"""
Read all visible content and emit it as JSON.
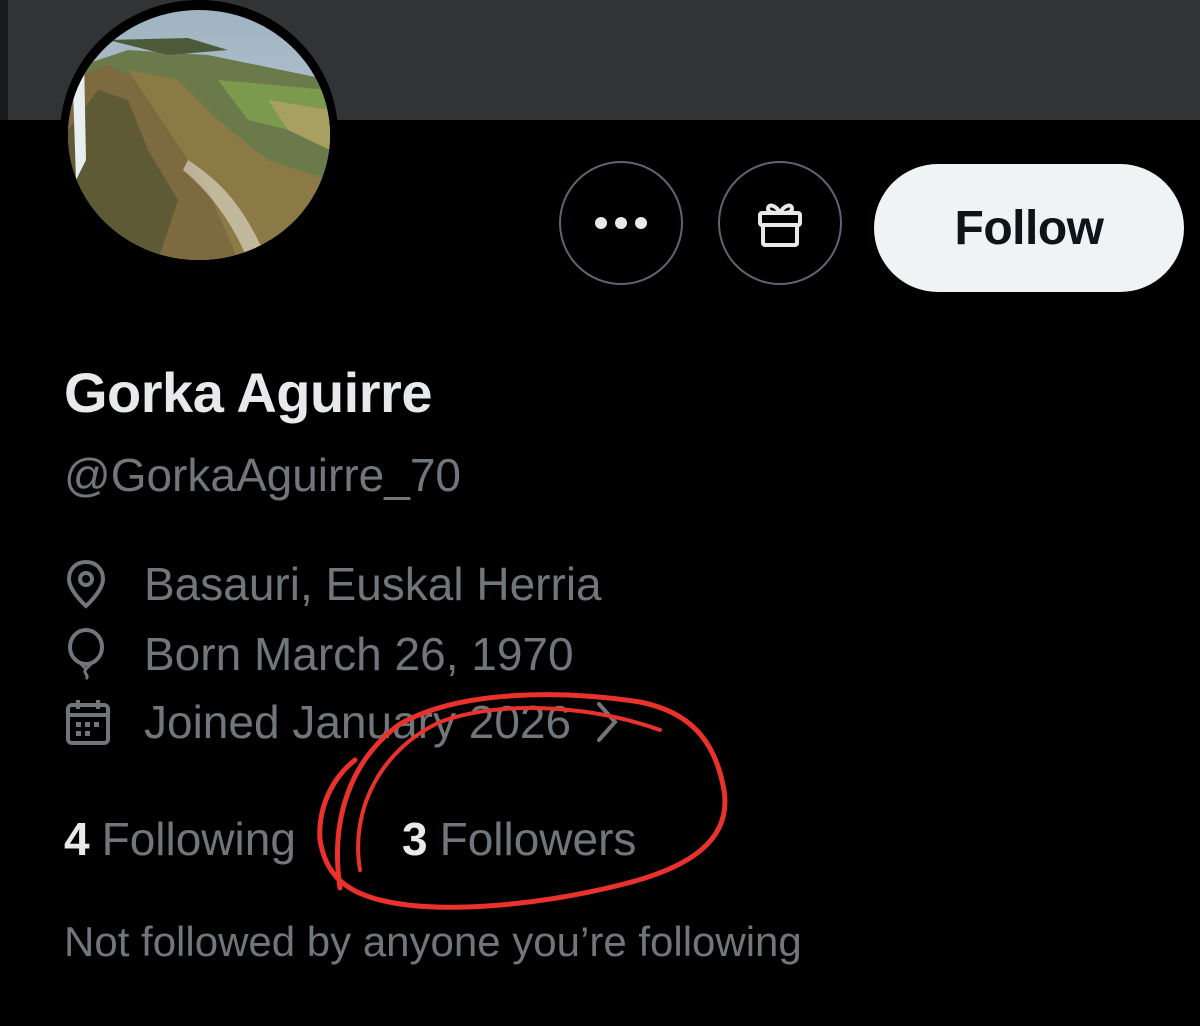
{
  "profile": {
    "display_name": "Gorka Aguirre",
    "handle": "@GorkaAguirre_70",
    "location": "Basauri, Euskal Herria",
    "birth": "Born March 26, 1970",
    "joined": "Joined January 2026"
  },
  "actions": {
    "follow_label": "Follow",
    "more_icon": "more-dots-icon",
    "gift_icon": "gift-icon"
  },
  "stats": {
    "following_count": "4",
    "following_label": "Following",
    "followers_count": "3",
    "followers_label": "Followers"
  },
  "social_context": "Not followed by anyone you’re following",
  "colors": {
    "background": "#000000",
    "banner": "#323335",
    "primary_text": "#e7e9ea",
    "secondary_text": "#71767b",
    "follow_button_bg": "#eff3f4",
    "annotation": "#e8322b"
  },
  "icons": [
    "location-pin-icon",
    "balloon-icon",
    "calendar-icon",
    "chevron-right-icon"
  ]
}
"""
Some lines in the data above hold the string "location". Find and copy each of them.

Exercise answer:
    "location": "Basauri, Euskal Herria",
    "location-pin-icon",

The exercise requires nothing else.